In slums in Mushin and many of the city's most notorious inner communities, drug use is rife. Opioids like Tramadol are heavily abused and, no thanks to an absence of regulation, it is far too easy to get drugs, either from unregistered pharmacies or traders who pack an assortment in rectangular boxes.
On the other side of Third Mainland Bridge, more exotic designer drugs are the rave. You will find them at parties, in white lines on a young girl's palm in the club or in a needle in the arm of young professionals.
Someone once said drugs are almost legal in Lagos; one finds that it is difficult to contest with him.
Once the jewel of the North, Kano is now the centre of the codeine epidemic in the North of Nigeria.
The city is known as the cultural centre of the north, and while strong conservative values are the law, and alcohol is now sold or consumed in public, the youth are ripping paper packs and finding euphoria at the bottom of Tutolin bottles.
Drug dens are scattered all over the city.
Here, a cocktail of drugs is a few conversations away and large groups of young men can be seen in most of these at any given time. A key factor is the opportunity in big numbers that make Kano a favourite of locally-based illegal drug manufacturers.
Kano has nearly 20 million people by some estimates; making it the most populated state, followed closely by Lagos. More than half of this population is below 30.
As with most Nigerian cities, Tramadol is the most commonly used drug and the demand is met with a steady, obscene supply.
In February, the Nigerian drug law enforcement agency, NDLEA, found a massive tranche of tramadol, estimated to be worth 19 million naira, hidden in cartons of Indomie instant noodles in Yola, ostensibly to be distrubuted from the city to Kano. Still, variety is still much available.
Drugs like methamphetamine are not often mentioned in conversations about drug abuse in Nigeria but arrests in Kano (as well as Lagos) suggest Nigeria may have its own share of meth labs in a manner that would make Breaking Bad's Walter White smile with pride.

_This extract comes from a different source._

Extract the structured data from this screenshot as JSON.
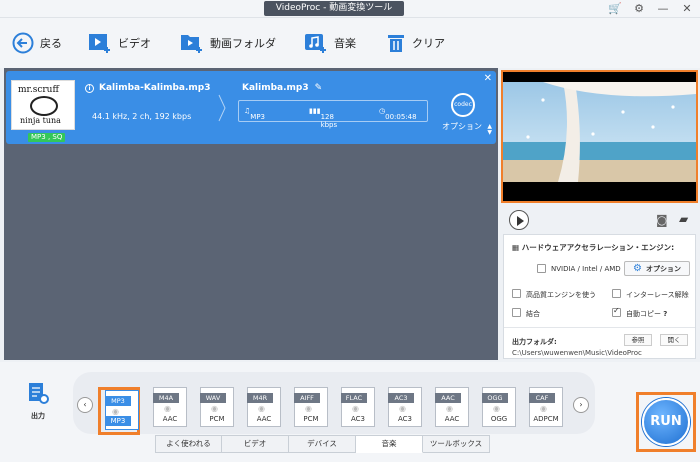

In October 2017, the NDLEA arrested a 59-year old man with 25kg in ephedrine, a substance used in the manufacturing of amphetamines.
If you know your way around a Nigerian city, odds are you can find opioid pills at a small pharmacy or more serious stuff with relative ease, but in Abuja, that's no the problem.
In Nigeria's capital city, the regular suppliers are a missing link, also discretion is immensely more important, so the drug culture there has evolved on terms that are all its own.
Earlier this year, a social media user shared photos he took on a walk through an Abuja neighbourhood. It showed endless ripped paper packs and empty bottles of cough syrup and empty sachets of Nigeria's favourite opioid, Tramadol.